But the remarkable thing is that now, three weeks later, I don’t feel that it’s such a terrible thing to have nothing to say in the face of death. In the clamour of contemporary life religion is a way of slowing down; prayer doesn’t have to be a conversation with a bearded man in the clouds, rather it is paying attention to the invisible and the silent. In that sense it is the antithesis to the closure of possibility and perception that is death – as Merton would put it, it opens up normally hidden capacities for vision and expression. Sitting in silence with grandparents I’ve seen a half dozen times in a quarter of a century, or keeping vigil over a dying father in hospital, are their own forms of prayer. Gerard Manley Hopkins’ poem The Habit of Perfection begins:
Elected silence sing to me
And beat upon my whorléd ear
Pipe me to pastures still and be
The music that I care to hear
If we care to listen, silence can sing to us. One afternoon in Paris, I asked my grandparents about the music they listened to when they were young. I’m not sure what I expected – some Vietnamese singers I’d never heard of, or maybe something classical – but out of nowhere my grandmother started to hum snatches of melody, some forgotten American jazz standard. But her English had never been great and she couldn’t remember the words. She faltered and turned to my grandfather, but being half deaf he was just looking at each of us in turn bemused, his toothless mouth creating a sort of cavity where the jawline should be. I couldn’t help but think that he looked like a helpless baby, nearly hairless and in his thermal leggings, staring confusedly at us.
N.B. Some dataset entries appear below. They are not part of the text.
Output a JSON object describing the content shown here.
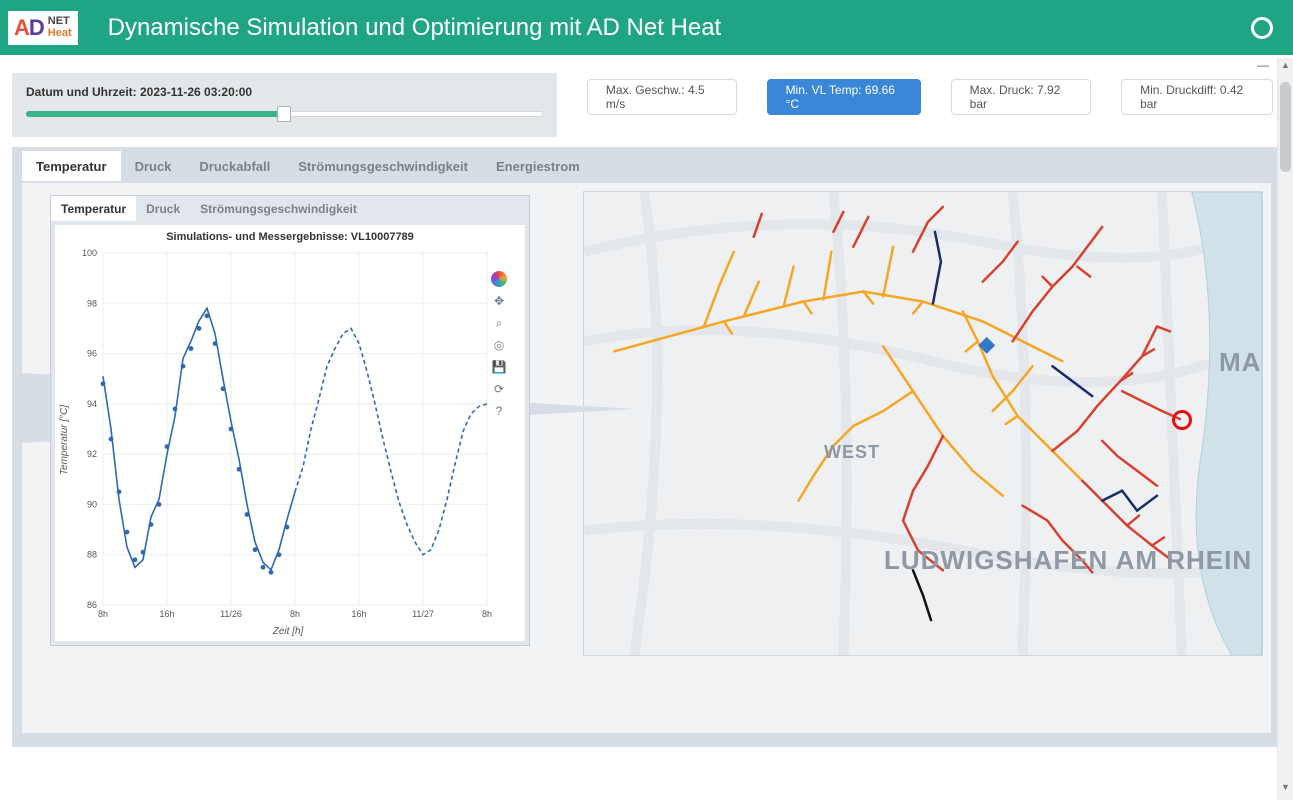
{
  "header": {
    "logo_text_net": "NET",
    "logo_text_heat": "Heat",
    "title": "Dynamische Simulation und Optimierung mit AD Net Heat"
  },
  "time_panel": {
    "label": "Datum und Uhrzeit: 2023-11-26 03:20:00",
    "slider_percent": 50
  },
  "metrics": {
    "max_speed": "Max. Geschw.: 4.5 m/s",
    "min_vl_temp": "Min. VL Temp: 69.66 °C",
    "max_pressure": "Max. Druck: 7.92 bar",
    "min_pdiff": "Min. Druckdiff: 0.42 bar"
  },
  "tabs_outer": [
    "Temperatur",
    "Druck",
    "Druckabfall",
    "Strömungsgeschwindigkeit",
    "Energiestrom"
  ],
  "tabs_inner": [
    "Temperatur",
    "Druck",
    "Strömungsgeschwindigkeit"
  ],
  "chart_panel": {
    "title": "Simulations- und Messergebnisse: VL10007789"
  },
  "map_labels": {
    "west": "WEST",
    "city": "LUDWIGSHAFEN AM RHEIN",
    "ma": "MA"
  },
  "chart_data": {
    "type": "line",
    "title": "Simulations- und Messergebnisse: VL10007789",
    "xlabel": "Zeit [h]",
    "ylabel": "Temperatur [°C]",
    "ylim": [
      86,
      100
    ],
    "x_ticks": [
      "8h",
      "16h",
      "11/26",
      "8h",
      "16h",
      "11/27",
      "8h"
    ],
    "y_ticks": [
      86,
      88,
      90,
      92,
      94,
      96,
      98,
      100
    ],
    "series": [
      {
        "name": "simulation_solid",
        "style": "solid",
        "x": [
          0,
          1,
          2,
          3,
          4,
          5,
          6,
          7,
          8,
          9,
          10,
          11,
          12,
          13,
          14,
          15,
          16,
          17,
          18,
          19,
          20,
          21,
          22,
          23,
          24
        ],
        "y": [
          95.1,
          93.0,
          90.2,
          88.3,
          87.5,
          87.8,
          89.5,
          90.2,
          92.0,
          93.5,
          95.8,
          96.5,
          97.3,
          97.8,
          96.8,
          95.0,
          93.3,
          91.8,
          90.0,
          88.5,
          87.7,
          87.4,
          88.2,
          89.4,
          90.5
        ]
      },
      {
        "name": "simulation_dashed",
        "style": "dashed",
        "x": [
          24,
          25,
          26,
          27,
          28,
          29,
          30,
          31,
          32,
          33,
          34,
          35,
          36,
          37,
          38,
          39,
          40,
          41,
          42,
          43,
          44,
          45,
          46,
          47,
          48
        ],
        "y": [
          90.5,
          91.5,
          93.0,
          94.2,
          95.5,
          96.2,
          96.8,
          97.0,
          96.4,
          95.3,
          94.0,
          92.6,
          91.3,
          90.1,
          89.2,
          88.5,
          88.0,
          88.2,
          89.0,
          90.2,
          91.6,
          92.9,
          93.6,
          93.9,
          94.0
        ]
      },
      {
        "name": "measurements",
        "style": "scatter",
        "x": [
          0,
          1,
          2,
          3,
          4,
          5,
          6,
          7,
          8,
          9,
          10,
          11,
          12,
          13,
          14,
          15,
          16,
          17,
          18,
          19,
          20,
          21,
          22,
          23
        ],
        "y": [
          94.8,
          92.6,
          90.5,
          88.9,
          87.8,
          88.1,
          89.2,
          90.0,
          92.3,
          93.8,
          95.5,
          96.2,
          97.0,
          97.5,
          96.4,
          94.6,
          93.0,
          91.4,
          89.6,
          88.2,
          87.5,
          87.3,
          88.0,
          89.1
        ]
      }
    ]
  }
}
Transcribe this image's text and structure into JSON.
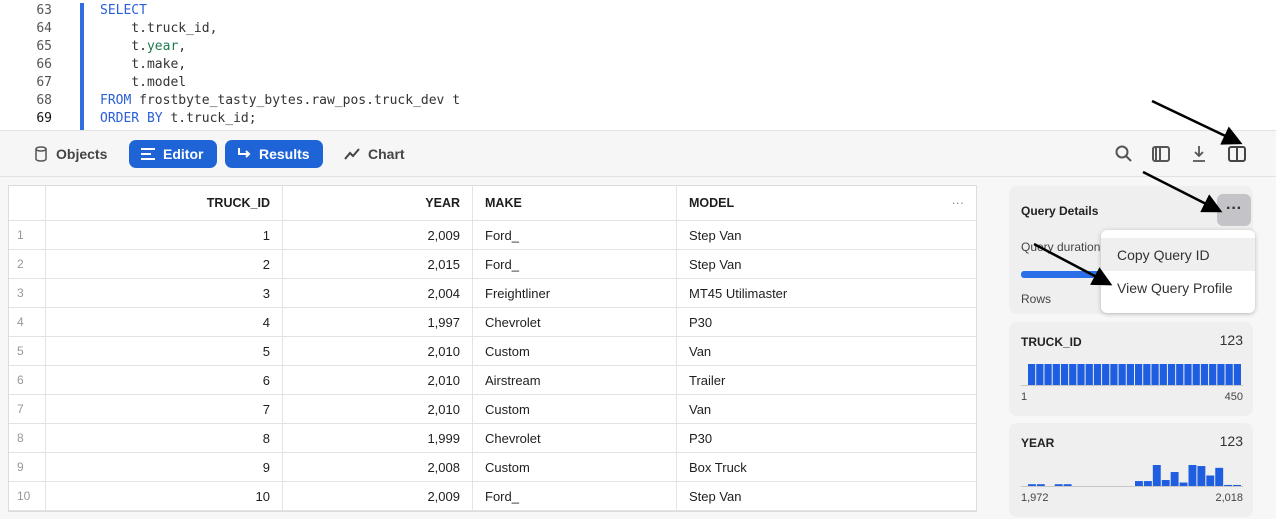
{
  "editor": {
    "lines": [
      {
        "n": "63",
        "parts": [
          {
            "t": "SELECT",
            "k": "kw"
          }
        ]
      },
      {
        "n": "64",
        "parts": [
          {
            "t": "    t.truck_id,",
            "k": ""
          }
        ]
      },
      {
        "n": "65",
        "parts": [
          {
            "t": "    t.",
            "k": ""
          },
          {
            "t": "year",
            "k": "fn"
          },
          {
            "t": ",",
            "k": ""
          }
        ]
      },
      {
        "n": "66",
        "parts": [
          {
            "t": "    t.make,",
            "k": ""
          }
        ]
      },
      {
        "n": "67",
        "parts": [
          {
            "t": "    t.model",
            "k": ""
          }
        ]
      },
      {
        "n": "68",
        "parts": [
          {
            "t": "FROM",
            "k": "kw"
          },
          {
            "t": " frostbyte_tasty_bytes.raw_pos.truck_dev t",
            "k": ""
          }
        ]
      },
      {
        "n": "69",
        "parts": [
          {
            "t": "ORDER BY",
            "k": "kw"
          },
          {
            "t": " t.truck_id;",
            "k": ""
          }
        ]
      }
    ]
  },
  "toolbar": {
    "objects": "Objects",
    "editor": "Editor",
    "results": "Results",
    "chart": "Chart",
    "accent": "#1f64d6"
  },
  "table": {
    "columns": [
      "TRUCK_ID",
      "YEAR",
      "MAKE",
      "MODEL"
    ],
    "more": "···",
    "rows": [
      [
        "1",
        "1",
        "2,009",
        "Ford_",
        "Step Van"
      ],
      [
        "2",
        "2",
        "2,015",
        "Ford_",
        "Step Van"
      ],
      [
        "3",
        "3",
        "2,004",
        "Freightliner",
        "MT45 Utilimaster"
      ],
      [
        "4",
        "4",
        "1,997",
        "Chevrolet",
        "P30"
      ],
      [
        "5",
        "5",
        "2,010",
        "Custom",
        "Van"
      ],
      [
        "6",
        "6",
        "2,010",
        "Airstream",
        "Trailer"
      ],
      [
        "7",
        "7",
        "2,010",
        "Custom",
        "Van"
      ],
      [
        "8",
        "8",
        "1,999",
        "Chevrolet",
        "P30"
      ],
      [
        "9",
        "9",
        "2,008",
        "Custom",
        "Box Truck"
      ],
      [
        "10",
        "10",
        "2,009",
        "Ford_",
        "Step Van"
      ]
    ]
  },
  "query_details": {
    "title": "Query Details",
    "duration_label": "Query duration",
    "rows_label": "Rows",
    "more": "···",
    "menu": [
      "Copy Query ID",
      "View Query Profile"
    ]
  },
  "columns_stats": [
    {
      "name": "TRUCK_ID",
      "type": "123",
      "min": "1",
      "max": "450",
      "hist": [
        1,
        1,
        1,
        1,
        1,
        1,
        1,
        1,
        1,
        1,
        1,
        1,
        1,
        1,
        1,
        1,
        1,
        1,
        1,
        1,
        1,
        1,
        1,
        1,
        1,
        1
      ]
    },
    {
      "name": "YEAR",
      "type": "123",
      "min": "1,972",
      "max": "2,018",
      "hist": [
        1.7,
        1.7,
        0,
        1.7,
        1.7,
        0,
        0,
        0,
        0,
        0,
        0,
        0,
        4.7,
        4.7,
        20,
        5.7,
        13.3,
        3.3,
        20,
        19,
        10,
        17.3,
        1,
        1
      ]
    }
  ],
  "bar_color": "#1f5ee0"
}
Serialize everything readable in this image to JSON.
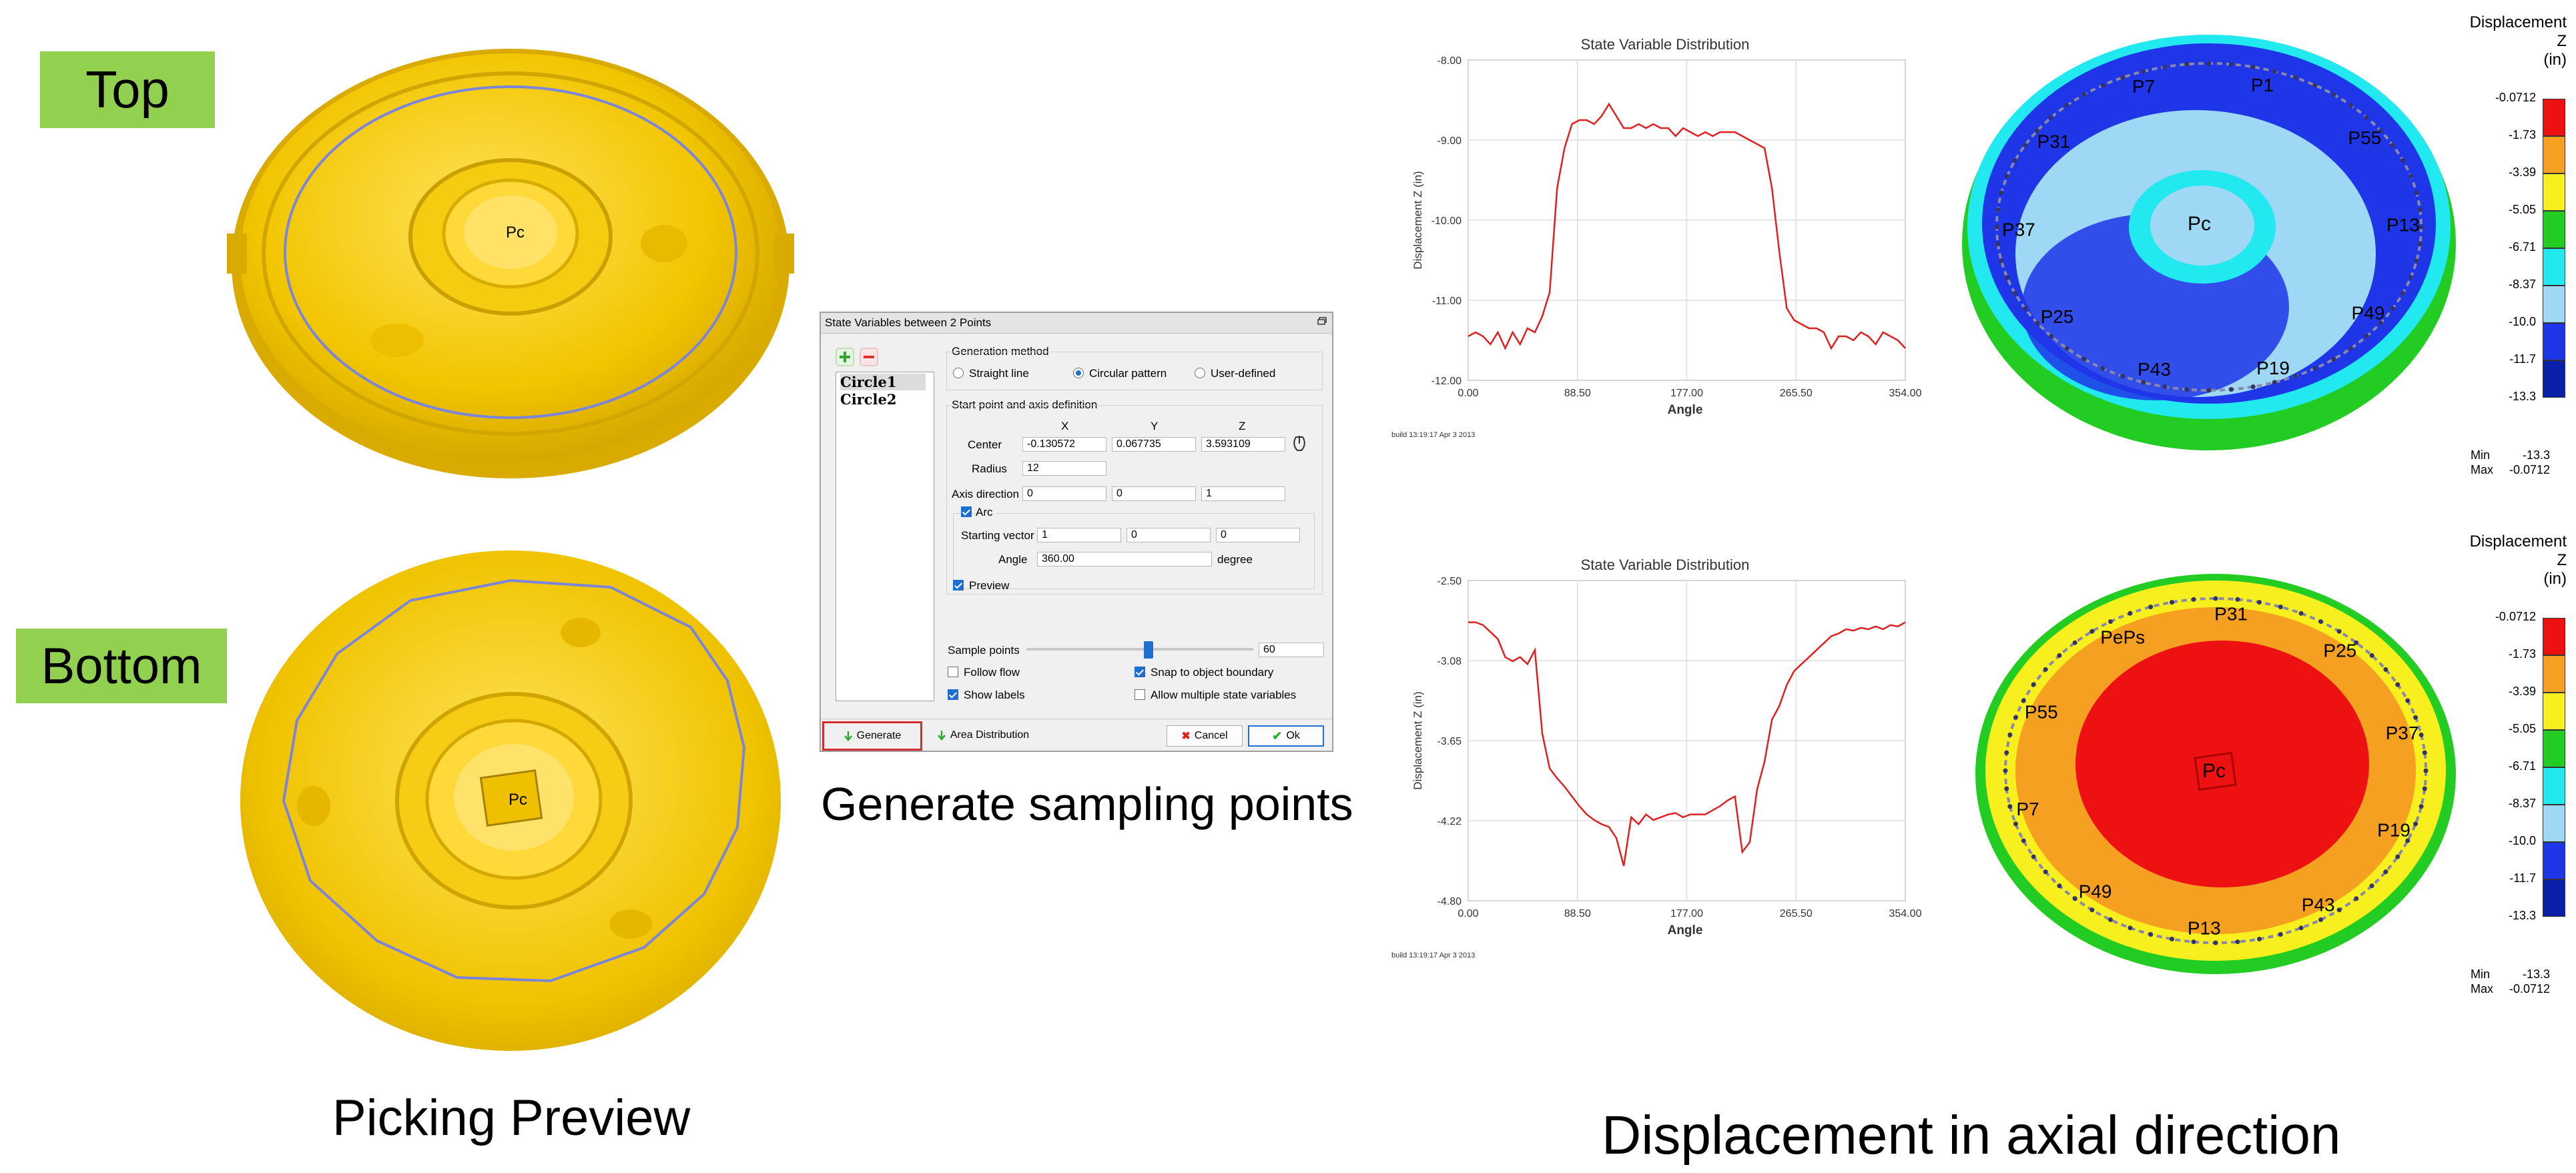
{
  "labels": {
    "top": "Top",
    "bottom": "Bottom",
    "picking_preview": "Picking Preview",
    "generate_sampling": "Generate sampling points",
    "displacement_axial": "Displacement in axial direction"
  },
  "part_labels": {
    "center": "Pc"
  },
  "dialog": {
    "title": "State Variables between 2 Points",
    "list_items": [
      "Circle1",
      "Circle2"
    ],
    "generation_method_label": "Generation method",
    "methods": [
      "Straight line",
      "Circular pattern",
      "User-defined"
    ],
    "selected_method": "Circular pattern",
    "start_point_label": "Start point and axis definition",
    "col_x": "X",
    "col_y": "Y",
    "col_z": "Z",
    "center_label": "Center",
    "center_x": "-0.130572",
    "center_y": "0.067735",
    "center_z": "3.593109",
    "radius_label": "Radius",
    "radius": "12",
    "axis_dir_label": "Axis direction",
    "axis_x": "0",
    "axis_y": "0",
    "axis_z": "1",
    "arc_label": "Arc",
    "start_vec_label": "Starting vector",
    "sv_x": "1",
    "sv_y": "0",
    "sv_z": "0",
    "angle_label": "Angle",
    "angle": "360.00",
    "degree_label": "degree",
    "preview_label": "Preview",
    "sample_points_label": "Sample points",
    "sample_points": "60",
    "follow_flow": "Follow flow",
    "snap_boundary": "Snap to object boundary",
    "show_labels": "Show labels",
    "allow_multiple": "Allow multiple state variables",
    "generate_btn": "Generate",
    "area_dist_btn": "Area Distribution",
    "cancel_btn": "Cancel",
    "ok_btn": "Ok"
  },
  "chart_data": [
    {
      "type": "line",
      "title": "State Variable Distribution",
      "xlabel": "Angle",
      "ylabel": "Displacement Z (in)",
      "xlim": [
        0,
        354
      ],
      "ylim": [
        -12.0,
        -8.0
      ],
      "x_ticks": [
        "0.00",
        "88.50",
        "177.00",
        "265.50",
        "354.00"
      ],
      "y_ticks": [
        "-8.00",
        "-9.00",
        "-10.00",
        "-11.00",
        "-12.00"
      ],
      "footer": "build 13:19:17 Apr  3 2013",
      "series": [
        {
          "color": "#e02020",
          "x": [
            0,
            6,
            12,
            18,
            24,
            30,
            36,
            42,
            48,
            54,
            60,
            66,
            72,
            78,
            84,
            90,
            96,
            102,
            108,
            114,
            120,
            126,
            132,
            138,
            144,
            150,
            156,
            162,
            168,
            174,
            180,
            186,
            192,
            198,
            204,
            210,
            216,
            222,
            228,
            234,
            240,
            246,
            252,
            258,
            264,
            270,
            276,
            282,
            288,
            294,
            300,
            306,
            312,
            318,
            324,
            330,
            336,
            342,
            348,
            354
          ],
          "y": [
            -11.45,
            -11.4,
            -11.45,
            -11.55,
            -11.4,
            -11.6,
            -11.4,
            -11.55,
            -11.35,
            -11.4,
            -11.2,
            -10.9,
            -9.6,
            -9.1,
            -8.8,
            -8.75,
            -8.75,
            -8.8,
            -8.7,
            -8.55,
            -8.7,
            -8.85,
            -8.85,
            -8.8,
            -8.85,
            -8.8,
            -8.85,
            -8.85,
            -8.95,
            -8.85,
            -8.9,
            -8.95,
            -8.9,
            -8.95,
            -8.9,
            -8.9,
            -8.9,
            -8.95,
            -9.0,
            -9.05,
            -9.1,
            -9.6,
            -10.4,
            -11.1,
            -11.25,
            -11.3,
            -11.35,
            -11.35,
            -11.4,
            -11.6,
            -11.45,
            -11.45,
            -11.5,
            -11.4,
            -11.45,
            -11.55,
            -11.4,
            -11.45,
            -11.5,
            -11.6
          ]
        }
      ]
    },
    {
      "type": "line",
      "title": "State Variable Distribution",
      "xlabel": "Angle",
      "ylabel": "Displacement Z (in)",
      "xlim": [
        0,
        354
      ],
      "ylim": [
        -4.8,
        -2.5
      ],
      "x_ticks": [
        "0.00",
        "88.50",
        "177.00",
        "265.50",
        "354.00"
      ],
      "y_ticks": [
        "-2.50",
        "-3.08",
        "-3.65",
        "-4.22",
        "-4.80"
      ],
      "footer": "build 13:19:17 Apr  3 2013",
      "series": [
        {
          "color": "#e02020",
          "x": [
            0,
            6,
            12,
            18,
            24,
            30,
            36,
            42,
            48,
            54,
            60,
            66,
            72,
            78,
            84,
            90,
            96,
            102,
            108,
            114,
            120,
            126,
            132,
            138,
            144,
            150,
            156,
            162,
            168,
            174,
            180,
            186,
            192,
            198,
            204,
            210,
            216,
            222,
            228,
            234,
            240,
            246,
            252,
            258,
            264,
            270,
            276,
            282,
            288,
            294,
            300,
            306,
            312,
            318,
            324,
            330,
            336,
            342,
            348,
            354
          ],
          "y": [
            -2.8,
            -2.8,
            -2.82,
            -2.87,
            -2.92,
            -3.05,
            -3.08,
            -3.05,
            -3.1,
            -3.0,
            -3.6,
            -3.85,
            -3.92,
            -3.98,
            -4.05,
            -4.12,
            -4.18,
            -4.22,
            -4.25,
            -4.27,
            -4.35,
            -4.55,
            -4.2,
            -4.25,
            -4.18,
            -4.22,
            -4.2,
            -4.18,
            -4.17,
            -4.2,
            -4.18,
            -4.18,
            -4.18,
            -4.15,
            -4.12,
            -4.08,
            -4.05,
            -4.45,
            -4.38,
            -4.0,
            -3.8,
            -3.5,
            -3.4,
            -3.25,
            -3.15,
            -3.1,
            -3.05,
            -3.0,
            -2.95,
            -2.9,
            -2.88,
            -2.85,
            -2.86,
            -2.84,
            -2.85,
            -2.83,
            -2.85,
            -2.82,
            -2.83,
            -2.8
          ]
        }
      ]
    }
  ],
  "legend": {
    "title_line1": "Displacement",
    "title_line2": "Z",
    "title_line3": "(in)",
    "values": [
      "-0.0712",
      "-1.73",
      "-3.39",
      "-5.05",
      "-6.71",
      "-8.37",
      "-10.0",
      "-11.7",
      "-13.3"
    ],
    "colors": [
      "#ee1111",
      "#f5a020",
      "#f8ef1f",
      "#22cc22",
      "#22e8f0",
      "#9fd8f5",
      "#1e36e8",
      "#0a1fa8",
      "#061080"
    ],
    "min_label": "Min",
    "min_value": "-13.3",
    "max_label": "Max",
    "max_value": "-0.0712"
  },
  "points_top": [
    "P7",
    "P1",
    "P55",
    "P13",
    "P49",
    "P19",
    "P43",
    "P25",
    "P37",
    "P31"
  ],
  "points_bottom": [
    "P31",
    "P25",
    "P37",
    "P19",
    "P43",
    "P13",
    "P49",
    "P7",
    "P55",
    "PePs"
  ]
}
My grandmother started to explain that they’d heard the song at a ball – the Americans were there – it was a ball in Saigon – it was the American Embassy ball and the women were dressed so beautifully, twirling around the garden of the Embassy. She held up her hands like she was holding a partner. Her older brother had been in love with an American woman – or she was in love with him, that was it – Gwen or Lauren her name was – she worked at the Embassy and they were all invited to the ball. It was the middle of the war but there is always time for a dance. And then my grandmother began to repeat, over and over, set to that forlorn tune, with her arms still held up like a dancer, “If she ever loved me…” On the second or third time round my grandfather seemed finally to hear her – his toothless mouth stretched into a grin and then they were both singing, falling in and out of tune. For a moment they seemed lifted out of their slumped, brittle bodies and their wrinkled faces were crumpled in concentration and remembered pleasure.